Worldwide toymaker LEGO announced yesterday that it reached its 100% renewable energy goal three years ahead of schedule. The company credits the completion of 258 megawatt Burbo Bank Extension Wind Farm, among other initiatives, with helping it reach such goals.
In 2015, LEGO announced it would invest $150 million over 15 years to become more sustainable with manufacturing and operations. In 2016, the company highlighted both responsible resource consumption and climate objectives in its Responsibility Report, including:
- Progress towards using only sustainable materials in core products and packaging by 2030, and producing prototype LEGO bricks using plastic sourced from sustainable materials
- Continuing the use of 100% Forest Stewardship Council certified paper and packaging in core products
- Recycling 93% of all waste and 100% of element waste
- Ensuring that 90% of all energy consumption at LEGO factories and offices was balanced with production of renewable energy
The company also announced further environmental ambitions, including balancing consumption with production of renewable energy by 2020 and beyond, working with suppliers to reduce CO2 emissions by 2030, using sustainable materials in all packaging by 2020, and adding zero waste to landfills in LEGO operations by 2025 and in the value chain by 2030.
LEGO attractions have also focused on sustainability, both for its operations and for surrounding areas. In 2016, Legoland, in Florida, announced plans to erect a 2MW solar array at the park, which will generate enough energy to power 250 homes in the area.

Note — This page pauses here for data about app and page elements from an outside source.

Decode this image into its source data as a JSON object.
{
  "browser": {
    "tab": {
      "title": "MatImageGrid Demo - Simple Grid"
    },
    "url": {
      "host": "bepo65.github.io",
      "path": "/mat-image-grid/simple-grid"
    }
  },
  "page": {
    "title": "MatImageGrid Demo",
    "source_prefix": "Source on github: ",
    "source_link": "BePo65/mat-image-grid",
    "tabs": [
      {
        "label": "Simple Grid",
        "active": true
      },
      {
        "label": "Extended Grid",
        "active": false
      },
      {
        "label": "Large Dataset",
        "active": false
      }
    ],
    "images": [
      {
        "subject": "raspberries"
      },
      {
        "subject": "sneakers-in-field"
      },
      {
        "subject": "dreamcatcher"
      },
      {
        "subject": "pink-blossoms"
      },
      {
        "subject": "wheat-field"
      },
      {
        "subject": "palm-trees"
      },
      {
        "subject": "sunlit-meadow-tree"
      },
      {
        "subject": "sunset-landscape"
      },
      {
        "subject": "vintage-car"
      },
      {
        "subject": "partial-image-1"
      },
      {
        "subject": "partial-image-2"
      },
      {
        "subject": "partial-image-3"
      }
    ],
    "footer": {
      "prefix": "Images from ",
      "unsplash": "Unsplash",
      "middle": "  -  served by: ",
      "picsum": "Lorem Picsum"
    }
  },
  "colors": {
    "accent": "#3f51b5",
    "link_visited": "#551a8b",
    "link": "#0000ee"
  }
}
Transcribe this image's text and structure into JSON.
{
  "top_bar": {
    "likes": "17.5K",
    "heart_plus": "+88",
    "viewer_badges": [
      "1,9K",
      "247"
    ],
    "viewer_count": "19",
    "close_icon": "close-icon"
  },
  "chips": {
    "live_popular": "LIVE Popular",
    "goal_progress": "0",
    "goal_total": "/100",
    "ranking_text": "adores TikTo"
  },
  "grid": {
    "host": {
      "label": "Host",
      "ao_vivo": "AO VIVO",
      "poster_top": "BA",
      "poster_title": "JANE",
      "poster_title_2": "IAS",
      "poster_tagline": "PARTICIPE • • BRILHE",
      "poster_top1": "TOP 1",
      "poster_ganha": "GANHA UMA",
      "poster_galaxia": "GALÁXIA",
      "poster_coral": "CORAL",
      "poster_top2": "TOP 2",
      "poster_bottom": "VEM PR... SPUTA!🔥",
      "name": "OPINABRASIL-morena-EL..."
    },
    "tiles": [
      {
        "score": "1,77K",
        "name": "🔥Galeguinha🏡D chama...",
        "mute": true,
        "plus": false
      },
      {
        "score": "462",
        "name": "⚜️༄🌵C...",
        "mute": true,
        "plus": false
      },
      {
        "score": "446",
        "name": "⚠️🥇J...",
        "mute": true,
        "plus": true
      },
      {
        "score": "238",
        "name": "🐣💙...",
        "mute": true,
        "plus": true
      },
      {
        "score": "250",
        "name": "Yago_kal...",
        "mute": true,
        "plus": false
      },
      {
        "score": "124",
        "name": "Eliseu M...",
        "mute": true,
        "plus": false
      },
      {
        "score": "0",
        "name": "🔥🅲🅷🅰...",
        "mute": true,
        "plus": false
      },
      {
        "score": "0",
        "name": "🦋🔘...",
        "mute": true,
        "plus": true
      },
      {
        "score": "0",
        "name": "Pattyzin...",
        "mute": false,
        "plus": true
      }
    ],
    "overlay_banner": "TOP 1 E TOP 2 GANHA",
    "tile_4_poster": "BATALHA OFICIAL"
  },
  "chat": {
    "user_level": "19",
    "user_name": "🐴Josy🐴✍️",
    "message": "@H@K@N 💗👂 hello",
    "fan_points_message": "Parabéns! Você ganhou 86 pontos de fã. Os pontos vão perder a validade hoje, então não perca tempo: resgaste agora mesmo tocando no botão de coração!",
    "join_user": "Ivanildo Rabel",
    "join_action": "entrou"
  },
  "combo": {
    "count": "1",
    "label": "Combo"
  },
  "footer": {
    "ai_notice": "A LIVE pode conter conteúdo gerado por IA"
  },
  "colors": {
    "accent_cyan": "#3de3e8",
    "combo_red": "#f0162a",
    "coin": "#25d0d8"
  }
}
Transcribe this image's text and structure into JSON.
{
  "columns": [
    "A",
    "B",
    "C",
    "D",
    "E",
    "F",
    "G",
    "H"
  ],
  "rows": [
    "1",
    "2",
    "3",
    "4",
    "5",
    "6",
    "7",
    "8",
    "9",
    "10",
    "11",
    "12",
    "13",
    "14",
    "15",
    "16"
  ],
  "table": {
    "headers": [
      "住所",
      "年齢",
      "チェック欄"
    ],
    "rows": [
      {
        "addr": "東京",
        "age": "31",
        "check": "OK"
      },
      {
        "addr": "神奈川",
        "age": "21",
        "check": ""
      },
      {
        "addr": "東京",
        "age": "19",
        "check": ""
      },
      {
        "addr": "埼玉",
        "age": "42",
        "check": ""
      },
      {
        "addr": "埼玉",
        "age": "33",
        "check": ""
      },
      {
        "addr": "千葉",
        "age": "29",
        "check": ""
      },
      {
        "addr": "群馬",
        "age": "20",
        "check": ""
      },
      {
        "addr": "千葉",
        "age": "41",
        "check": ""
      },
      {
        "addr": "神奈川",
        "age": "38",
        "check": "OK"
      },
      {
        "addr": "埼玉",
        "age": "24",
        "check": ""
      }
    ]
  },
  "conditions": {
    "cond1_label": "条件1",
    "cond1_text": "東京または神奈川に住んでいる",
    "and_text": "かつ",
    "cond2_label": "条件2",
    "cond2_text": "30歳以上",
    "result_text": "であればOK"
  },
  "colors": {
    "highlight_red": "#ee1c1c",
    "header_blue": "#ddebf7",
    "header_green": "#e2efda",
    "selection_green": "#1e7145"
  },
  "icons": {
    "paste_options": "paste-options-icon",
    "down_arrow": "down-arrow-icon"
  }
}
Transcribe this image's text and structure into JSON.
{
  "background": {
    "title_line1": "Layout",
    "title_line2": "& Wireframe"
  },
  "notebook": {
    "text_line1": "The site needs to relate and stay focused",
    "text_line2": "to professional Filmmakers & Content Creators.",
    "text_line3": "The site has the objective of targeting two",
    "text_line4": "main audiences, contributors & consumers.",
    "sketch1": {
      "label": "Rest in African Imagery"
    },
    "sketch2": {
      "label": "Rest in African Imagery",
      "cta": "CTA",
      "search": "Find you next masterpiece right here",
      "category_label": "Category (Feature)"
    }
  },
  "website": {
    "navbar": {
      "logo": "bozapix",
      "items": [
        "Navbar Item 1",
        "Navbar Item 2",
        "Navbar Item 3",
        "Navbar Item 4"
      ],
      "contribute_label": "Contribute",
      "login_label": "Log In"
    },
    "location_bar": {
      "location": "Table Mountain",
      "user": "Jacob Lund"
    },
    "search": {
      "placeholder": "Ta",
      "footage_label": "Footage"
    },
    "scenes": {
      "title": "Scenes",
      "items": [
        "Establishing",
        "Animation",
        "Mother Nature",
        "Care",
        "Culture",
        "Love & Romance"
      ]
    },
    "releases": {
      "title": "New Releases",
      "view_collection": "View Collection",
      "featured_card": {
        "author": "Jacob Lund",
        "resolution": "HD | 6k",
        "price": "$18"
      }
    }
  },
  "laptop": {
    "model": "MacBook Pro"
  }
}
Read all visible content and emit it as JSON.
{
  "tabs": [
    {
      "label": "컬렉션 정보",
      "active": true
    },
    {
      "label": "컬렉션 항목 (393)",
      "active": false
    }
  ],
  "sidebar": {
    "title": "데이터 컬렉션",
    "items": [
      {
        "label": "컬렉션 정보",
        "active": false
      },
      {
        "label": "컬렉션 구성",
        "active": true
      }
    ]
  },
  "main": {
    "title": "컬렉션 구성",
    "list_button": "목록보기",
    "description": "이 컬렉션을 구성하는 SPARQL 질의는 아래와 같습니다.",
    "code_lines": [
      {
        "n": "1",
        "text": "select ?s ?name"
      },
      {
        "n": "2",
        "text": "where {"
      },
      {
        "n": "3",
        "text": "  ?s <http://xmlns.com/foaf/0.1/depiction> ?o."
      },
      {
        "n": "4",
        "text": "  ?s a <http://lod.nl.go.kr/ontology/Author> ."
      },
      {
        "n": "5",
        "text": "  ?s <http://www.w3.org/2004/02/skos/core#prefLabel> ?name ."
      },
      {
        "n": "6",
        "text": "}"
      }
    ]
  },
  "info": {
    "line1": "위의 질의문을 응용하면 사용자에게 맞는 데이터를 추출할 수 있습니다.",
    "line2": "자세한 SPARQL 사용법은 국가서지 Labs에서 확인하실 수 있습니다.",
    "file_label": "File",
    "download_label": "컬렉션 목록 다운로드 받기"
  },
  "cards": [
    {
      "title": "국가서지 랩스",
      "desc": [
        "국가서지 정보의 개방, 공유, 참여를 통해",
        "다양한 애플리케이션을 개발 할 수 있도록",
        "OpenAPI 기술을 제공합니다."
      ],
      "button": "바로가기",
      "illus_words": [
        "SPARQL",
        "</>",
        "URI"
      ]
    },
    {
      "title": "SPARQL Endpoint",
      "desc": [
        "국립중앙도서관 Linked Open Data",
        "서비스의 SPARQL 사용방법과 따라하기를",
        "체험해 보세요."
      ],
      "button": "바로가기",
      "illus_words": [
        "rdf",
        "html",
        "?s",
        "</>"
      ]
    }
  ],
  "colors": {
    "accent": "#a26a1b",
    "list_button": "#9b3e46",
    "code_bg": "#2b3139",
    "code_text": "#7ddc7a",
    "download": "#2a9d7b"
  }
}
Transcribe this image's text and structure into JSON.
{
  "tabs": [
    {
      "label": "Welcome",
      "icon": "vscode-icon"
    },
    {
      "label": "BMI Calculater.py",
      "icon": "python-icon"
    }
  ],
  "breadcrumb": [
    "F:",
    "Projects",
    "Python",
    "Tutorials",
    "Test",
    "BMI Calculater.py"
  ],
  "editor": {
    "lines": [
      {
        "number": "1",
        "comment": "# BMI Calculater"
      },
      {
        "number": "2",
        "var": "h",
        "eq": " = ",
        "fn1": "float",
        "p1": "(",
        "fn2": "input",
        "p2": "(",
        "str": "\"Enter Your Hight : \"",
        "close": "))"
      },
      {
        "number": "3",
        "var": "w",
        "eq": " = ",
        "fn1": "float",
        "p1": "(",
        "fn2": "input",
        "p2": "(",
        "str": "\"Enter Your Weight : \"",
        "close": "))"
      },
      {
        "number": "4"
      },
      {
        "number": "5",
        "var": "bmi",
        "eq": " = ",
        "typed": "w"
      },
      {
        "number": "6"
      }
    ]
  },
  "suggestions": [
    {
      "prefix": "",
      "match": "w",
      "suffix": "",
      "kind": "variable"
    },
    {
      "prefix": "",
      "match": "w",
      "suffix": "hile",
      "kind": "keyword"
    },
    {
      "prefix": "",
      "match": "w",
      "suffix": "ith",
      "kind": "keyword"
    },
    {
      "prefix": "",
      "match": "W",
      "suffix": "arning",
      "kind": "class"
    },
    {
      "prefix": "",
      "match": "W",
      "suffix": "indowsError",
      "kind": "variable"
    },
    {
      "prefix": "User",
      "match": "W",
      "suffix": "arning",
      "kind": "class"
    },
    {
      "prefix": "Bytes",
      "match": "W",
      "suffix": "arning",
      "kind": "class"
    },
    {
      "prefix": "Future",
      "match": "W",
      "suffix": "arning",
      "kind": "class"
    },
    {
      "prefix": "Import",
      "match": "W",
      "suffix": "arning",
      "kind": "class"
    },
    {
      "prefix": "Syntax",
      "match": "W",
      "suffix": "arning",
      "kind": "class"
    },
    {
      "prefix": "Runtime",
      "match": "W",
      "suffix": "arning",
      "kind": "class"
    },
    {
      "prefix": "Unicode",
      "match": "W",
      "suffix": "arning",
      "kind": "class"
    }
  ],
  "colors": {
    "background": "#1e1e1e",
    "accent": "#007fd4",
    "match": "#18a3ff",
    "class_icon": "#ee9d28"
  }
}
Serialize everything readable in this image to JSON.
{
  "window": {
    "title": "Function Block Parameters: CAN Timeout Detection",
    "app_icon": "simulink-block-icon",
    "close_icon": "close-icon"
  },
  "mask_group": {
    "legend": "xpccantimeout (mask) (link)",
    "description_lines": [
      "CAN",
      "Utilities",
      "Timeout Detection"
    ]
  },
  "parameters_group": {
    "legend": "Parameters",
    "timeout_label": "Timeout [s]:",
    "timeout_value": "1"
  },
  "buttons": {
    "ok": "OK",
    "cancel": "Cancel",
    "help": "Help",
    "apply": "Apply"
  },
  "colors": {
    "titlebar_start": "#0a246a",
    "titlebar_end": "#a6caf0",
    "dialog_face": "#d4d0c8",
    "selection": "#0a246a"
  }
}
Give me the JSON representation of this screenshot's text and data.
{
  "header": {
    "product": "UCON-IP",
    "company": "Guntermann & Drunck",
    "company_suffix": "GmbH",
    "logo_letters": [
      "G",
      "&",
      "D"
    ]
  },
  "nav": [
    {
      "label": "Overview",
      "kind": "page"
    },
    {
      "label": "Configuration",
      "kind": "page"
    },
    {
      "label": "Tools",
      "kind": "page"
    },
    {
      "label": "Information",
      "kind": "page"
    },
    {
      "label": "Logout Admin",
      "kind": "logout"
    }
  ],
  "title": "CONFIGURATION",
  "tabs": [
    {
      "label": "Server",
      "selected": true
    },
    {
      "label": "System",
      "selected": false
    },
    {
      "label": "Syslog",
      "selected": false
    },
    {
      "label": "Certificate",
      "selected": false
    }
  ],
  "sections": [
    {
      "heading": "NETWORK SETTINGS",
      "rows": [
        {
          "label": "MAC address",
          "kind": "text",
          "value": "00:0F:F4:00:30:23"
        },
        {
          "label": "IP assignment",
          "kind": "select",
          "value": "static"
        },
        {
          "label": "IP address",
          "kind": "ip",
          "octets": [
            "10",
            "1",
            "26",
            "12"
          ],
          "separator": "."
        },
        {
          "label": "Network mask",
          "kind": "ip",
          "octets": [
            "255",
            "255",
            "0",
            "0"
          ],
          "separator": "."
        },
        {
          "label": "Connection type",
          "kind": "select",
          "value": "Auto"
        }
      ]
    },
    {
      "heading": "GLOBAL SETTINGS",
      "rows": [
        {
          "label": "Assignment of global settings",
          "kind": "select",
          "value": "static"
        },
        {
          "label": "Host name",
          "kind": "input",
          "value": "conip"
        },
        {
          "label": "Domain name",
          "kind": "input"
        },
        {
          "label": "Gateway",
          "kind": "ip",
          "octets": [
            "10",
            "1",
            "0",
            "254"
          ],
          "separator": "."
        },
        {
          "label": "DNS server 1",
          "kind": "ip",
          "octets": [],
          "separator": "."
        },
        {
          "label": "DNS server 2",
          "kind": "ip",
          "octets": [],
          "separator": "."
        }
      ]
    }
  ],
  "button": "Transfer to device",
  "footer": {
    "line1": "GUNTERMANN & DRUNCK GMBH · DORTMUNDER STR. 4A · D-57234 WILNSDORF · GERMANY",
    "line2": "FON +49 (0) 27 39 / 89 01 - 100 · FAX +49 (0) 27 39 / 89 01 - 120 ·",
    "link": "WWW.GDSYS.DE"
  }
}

That same year, LEGO launched the Engage-to-Reduce program with suppliers to create innovative solutions to reduce carbon emissions, and also created an environmental strategy for materials that inspires employees to identify opportunities to operate more efficiently.